Saturday, May 29, 2010

Leonard Nimoy: 'Why I’m calling it day'

After 60 years in the business, Star Trek legend Leonard Nimoy takes his final bow in next week’s Fringe on Sky1...

You have announced Fringe is your last acting job and you are going to retire – why?
“I’ve been at this for 60 years – my first professional work was in 1950 – and 60 years is long enough. I had decided not to do any more acting or directing several years ago then I was called back to work to do the Star Trek movie.”

So why did you decide to do Fringe?
“I had a wonderful time working on the new Star Trek movie with JJ Abrams and when it was done he asked me to play William Bell on Fringe. He had done a great job on Star Trek and I felt like I owed him the return of a favour. I’m glad I did it.”

What was your last day on set like?
“Very moving. It was a night scene with Anna Torv, who plays Olivia. When it was done the entire company gathered around and I said to them: ‘I have been at this 60 years and I have never met with a better company.' It feels really good to know I am saying goodbye to the work on such a positive note."
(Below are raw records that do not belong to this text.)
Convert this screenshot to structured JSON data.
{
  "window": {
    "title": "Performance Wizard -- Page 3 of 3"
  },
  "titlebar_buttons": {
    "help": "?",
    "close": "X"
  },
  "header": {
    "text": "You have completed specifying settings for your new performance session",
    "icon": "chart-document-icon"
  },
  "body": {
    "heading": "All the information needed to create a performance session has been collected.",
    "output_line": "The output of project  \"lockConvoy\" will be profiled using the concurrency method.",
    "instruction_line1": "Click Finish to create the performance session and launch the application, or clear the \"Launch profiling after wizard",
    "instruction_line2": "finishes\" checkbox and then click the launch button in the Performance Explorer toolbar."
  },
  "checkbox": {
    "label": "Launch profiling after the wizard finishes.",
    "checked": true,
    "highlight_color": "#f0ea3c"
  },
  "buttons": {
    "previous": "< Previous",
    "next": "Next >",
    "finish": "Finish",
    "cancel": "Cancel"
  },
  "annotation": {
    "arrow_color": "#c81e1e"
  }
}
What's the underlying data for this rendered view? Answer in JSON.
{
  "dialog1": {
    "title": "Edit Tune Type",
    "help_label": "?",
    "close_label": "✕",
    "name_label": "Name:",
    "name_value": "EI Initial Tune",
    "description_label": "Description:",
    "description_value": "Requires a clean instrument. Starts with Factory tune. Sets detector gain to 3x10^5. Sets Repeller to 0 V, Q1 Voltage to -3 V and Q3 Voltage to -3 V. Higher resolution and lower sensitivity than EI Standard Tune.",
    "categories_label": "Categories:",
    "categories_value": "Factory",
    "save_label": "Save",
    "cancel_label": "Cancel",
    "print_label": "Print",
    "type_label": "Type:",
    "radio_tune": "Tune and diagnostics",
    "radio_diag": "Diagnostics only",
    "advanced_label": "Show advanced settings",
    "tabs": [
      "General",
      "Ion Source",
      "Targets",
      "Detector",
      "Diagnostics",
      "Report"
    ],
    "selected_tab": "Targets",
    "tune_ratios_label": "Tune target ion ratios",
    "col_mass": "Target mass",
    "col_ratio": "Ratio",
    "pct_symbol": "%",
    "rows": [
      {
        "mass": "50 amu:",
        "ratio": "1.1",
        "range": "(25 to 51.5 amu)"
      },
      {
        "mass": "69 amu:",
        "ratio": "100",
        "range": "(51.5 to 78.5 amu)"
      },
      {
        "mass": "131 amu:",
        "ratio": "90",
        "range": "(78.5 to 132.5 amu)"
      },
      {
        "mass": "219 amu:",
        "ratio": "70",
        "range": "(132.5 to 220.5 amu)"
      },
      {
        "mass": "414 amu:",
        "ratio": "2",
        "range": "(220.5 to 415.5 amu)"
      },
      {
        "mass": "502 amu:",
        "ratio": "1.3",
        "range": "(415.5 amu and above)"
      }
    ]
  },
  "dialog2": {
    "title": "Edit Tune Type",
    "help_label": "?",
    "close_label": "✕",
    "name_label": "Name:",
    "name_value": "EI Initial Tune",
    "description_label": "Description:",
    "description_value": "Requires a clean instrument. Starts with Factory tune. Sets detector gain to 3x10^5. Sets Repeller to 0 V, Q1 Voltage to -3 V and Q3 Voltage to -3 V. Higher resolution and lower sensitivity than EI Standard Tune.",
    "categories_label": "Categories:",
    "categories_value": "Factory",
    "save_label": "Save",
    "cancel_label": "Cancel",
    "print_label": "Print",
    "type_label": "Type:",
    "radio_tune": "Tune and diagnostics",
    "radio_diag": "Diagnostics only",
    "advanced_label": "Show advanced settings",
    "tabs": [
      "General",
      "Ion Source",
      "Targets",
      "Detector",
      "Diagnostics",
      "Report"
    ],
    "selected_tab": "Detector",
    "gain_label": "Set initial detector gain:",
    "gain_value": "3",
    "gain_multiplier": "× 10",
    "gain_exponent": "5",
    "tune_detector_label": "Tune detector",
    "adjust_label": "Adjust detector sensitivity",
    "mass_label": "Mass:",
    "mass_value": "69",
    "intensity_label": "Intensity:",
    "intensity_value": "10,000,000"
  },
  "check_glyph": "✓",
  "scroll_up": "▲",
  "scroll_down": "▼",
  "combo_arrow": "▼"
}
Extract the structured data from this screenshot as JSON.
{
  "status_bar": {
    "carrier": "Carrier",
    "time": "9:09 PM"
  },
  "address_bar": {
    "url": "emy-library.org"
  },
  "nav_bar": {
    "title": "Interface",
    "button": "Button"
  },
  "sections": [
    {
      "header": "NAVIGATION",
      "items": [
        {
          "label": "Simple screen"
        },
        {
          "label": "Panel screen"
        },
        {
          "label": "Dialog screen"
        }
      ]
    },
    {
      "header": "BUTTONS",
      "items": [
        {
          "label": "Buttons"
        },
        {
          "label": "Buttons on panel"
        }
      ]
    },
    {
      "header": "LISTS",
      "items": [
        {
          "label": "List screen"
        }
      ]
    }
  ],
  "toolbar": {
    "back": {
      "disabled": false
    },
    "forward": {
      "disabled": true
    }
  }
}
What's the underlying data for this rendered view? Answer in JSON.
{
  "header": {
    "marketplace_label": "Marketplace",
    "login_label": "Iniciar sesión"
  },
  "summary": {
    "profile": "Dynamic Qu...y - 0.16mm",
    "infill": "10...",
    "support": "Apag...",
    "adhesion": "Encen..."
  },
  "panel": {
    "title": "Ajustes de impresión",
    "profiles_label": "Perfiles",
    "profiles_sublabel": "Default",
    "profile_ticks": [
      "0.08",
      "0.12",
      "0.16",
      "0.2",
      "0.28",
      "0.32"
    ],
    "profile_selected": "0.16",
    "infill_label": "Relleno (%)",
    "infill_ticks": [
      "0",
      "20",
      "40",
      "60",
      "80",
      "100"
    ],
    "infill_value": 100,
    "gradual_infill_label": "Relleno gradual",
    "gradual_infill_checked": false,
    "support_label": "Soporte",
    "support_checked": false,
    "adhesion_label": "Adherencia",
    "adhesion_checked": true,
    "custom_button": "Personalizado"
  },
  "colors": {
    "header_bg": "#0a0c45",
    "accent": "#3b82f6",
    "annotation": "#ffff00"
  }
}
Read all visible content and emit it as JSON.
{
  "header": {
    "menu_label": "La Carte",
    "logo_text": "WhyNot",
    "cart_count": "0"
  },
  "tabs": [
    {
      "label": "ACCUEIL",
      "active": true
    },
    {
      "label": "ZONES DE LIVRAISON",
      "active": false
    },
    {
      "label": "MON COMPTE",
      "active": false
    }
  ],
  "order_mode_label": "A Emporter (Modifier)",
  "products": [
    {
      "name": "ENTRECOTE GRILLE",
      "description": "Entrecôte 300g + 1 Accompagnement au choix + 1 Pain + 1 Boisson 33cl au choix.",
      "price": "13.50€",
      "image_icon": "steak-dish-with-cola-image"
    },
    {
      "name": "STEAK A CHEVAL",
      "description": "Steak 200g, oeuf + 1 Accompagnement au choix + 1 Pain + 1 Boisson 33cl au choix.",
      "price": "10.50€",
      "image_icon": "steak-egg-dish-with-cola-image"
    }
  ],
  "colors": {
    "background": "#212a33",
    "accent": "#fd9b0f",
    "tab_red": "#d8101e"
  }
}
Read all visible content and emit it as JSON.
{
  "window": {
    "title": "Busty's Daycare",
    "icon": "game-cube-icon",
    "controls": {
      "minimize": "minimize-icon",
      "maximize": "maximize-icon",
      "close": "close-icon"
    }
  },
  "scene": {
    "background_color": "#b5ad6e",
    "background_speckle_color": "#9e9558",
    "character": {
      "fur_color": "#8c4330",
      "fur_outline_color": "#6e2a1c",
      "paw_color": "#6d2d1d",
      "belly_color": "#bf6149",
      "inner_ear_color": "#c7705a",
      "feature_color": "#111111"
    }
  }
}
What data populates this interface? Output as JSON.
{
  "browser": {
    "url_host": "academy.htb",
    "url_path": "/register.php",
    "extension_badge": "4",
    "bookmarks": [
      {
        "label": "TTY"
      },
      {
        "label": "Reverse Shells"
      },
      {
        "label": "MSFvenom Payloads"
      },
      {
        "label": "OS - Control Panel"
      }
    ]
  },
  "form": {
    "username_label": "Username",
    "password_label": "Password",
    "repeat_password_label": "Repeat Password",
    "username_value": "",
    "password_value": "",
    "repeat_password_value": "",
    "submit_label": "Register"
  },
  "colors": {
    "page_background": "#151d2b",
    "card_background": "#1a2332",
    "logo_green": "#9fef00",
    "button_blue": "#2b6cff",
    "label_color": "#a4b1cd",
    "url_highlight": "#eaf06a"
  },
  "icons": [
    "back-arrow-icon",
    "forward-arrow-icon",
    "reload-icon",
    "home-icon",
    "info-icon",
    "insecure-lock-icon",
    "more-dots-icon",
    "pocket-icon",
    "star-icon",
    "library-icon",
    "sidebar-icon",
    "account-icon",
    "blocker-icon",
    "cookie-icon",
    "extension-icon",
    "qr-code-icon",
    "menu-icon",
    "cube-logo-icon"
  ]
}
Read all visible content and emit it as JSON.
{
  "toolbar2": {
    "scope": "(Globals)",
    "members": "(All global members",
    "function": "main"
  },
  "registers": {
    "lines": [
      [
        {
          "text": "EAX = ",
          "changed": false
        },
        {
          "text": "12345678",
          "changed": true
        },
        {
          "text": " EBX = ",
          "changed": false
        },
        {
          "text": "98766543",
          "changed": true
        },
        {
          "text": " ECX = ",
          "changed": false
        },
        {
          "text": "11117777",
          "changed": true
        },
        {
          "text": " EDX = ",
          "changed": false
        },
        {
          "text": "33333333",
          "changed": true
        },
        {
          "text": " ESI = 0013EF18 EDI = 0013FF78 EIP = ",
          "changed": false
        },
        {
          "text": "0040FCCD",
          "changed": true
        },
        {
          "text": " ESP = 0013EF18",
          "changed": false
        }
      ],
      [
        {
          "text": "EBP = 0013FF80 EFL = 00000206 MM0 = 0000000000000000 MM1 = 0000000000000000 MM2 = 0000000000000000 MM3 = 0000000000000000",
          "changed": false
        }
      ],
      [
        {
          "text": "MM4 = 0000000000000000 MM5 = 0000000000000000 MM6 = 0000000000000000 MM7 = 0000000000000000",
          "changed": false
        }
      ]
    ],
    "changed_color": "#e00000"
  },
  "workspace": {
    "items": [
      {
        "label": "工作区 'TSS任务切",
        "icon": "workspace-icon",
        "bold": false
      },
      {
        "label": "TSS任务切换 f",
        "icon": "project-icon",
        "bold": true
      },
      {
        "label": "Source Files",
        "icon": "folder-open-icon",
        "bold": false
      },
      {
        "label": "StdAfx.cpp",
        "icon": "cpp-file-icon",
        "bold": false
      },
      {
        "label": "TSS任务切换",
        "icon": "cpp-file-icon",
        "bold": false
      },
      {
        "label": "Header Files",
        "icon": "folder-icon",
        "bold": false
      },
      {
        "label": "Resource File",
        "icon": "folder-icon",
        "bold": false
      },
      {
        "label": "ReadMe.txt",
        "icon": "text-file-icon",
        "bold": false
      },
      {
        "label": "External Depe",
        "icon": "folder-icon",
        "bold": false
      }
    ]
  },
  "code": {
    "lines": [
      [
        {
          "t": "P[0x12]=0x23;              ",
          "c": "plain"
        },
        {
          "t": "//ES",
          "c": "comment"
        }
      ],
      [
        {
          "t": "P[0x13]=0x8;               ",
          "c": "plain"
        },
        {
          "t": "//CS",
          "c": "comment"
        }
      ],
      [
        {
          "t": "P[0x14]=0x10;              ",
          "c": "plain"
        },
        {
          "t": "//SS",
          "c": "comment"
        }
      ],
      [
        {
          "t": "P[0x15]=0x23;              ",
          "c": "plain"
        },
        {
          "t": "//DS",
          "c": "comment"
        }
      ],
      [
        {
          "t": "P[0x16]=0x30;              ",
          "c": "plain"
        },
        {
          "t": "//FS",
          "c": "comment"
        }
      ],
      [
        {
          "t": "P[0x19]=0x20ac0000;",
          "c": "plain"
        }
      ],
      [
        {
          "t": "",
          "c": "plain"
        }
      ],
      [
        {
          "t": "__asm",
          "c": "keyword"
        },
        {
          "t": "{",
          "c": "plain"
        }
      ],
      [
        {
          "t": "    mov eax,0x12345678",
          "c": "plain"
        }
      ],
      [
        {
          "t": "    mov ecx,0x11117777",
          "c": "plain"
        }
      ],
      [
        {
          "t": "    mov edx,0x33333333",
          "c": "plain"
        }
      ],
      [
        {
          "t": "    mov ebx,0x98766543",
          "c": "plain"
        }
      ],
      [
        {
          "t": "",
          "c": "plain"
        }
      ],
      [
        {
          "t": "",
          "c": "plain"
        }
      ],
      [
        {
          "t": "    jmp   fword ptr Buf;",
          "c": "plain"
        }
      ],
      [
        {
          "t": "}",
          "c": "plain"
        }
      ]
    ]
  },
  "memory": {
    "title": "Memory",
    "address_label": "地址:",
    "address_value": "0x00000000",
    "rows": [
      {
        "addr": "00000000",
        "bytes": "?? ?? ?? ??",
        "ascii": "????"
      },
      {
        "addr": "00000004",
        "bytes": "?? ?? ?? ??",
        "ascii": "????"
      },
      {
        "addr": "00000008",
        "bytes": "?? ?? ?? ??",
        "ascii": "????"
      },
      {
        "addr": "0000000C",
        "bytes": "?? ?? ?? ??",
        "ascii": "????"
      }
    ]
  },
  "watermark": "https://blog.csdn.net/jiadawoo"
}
So should Olivia trust William Bell?
“He keeps telling Olivia she should trust him and she has no choice really, but we have no idea what his intentions are. The ambiguity is the charm of the character. And we will find out the answers.”

Is there a showdown between William Bell and Walter?
“There are very strong scenes between William and Walter that are at the heart of the episode. It was a very great pleasure for me to do those scenes with John Noble – I call him Noble John.”

Will you be in the next Star Trek movie?
“Let me be definitive - I will not be in it. I have said it is time to get off the stage and make room for Zachary Quinto, who is a wonderful actor. He looks a lot like me and I am flattered that the character will be continued by an actor of that calibre. I have no expectations whatsoever of even being asked to be in the next Star Trek film.”

How has science fiction changed since you started out?
“My first science fiction was a series of short films called Zombies Of The Stratosphere in which three of us came from Mars, landed on Earth and stole a pick up truck and a couple of revolvers and announced we were going to take over earth and knock it out of its orbit. It was a very simplistic fantastic notion. What we are dealing with today is much more nuanced and sophisticated. The writers are doing fascinating work and the production values are much more complex and sophisticated because of the advancement in the technology.”

How do you look back on your career?
“I am one very grateful guy. I’ve worked on locations all around the world with some great great talents. The character of Mr Spock has been a great blessing to me because I have found him a very dignified and inspiring character for a lot of people.”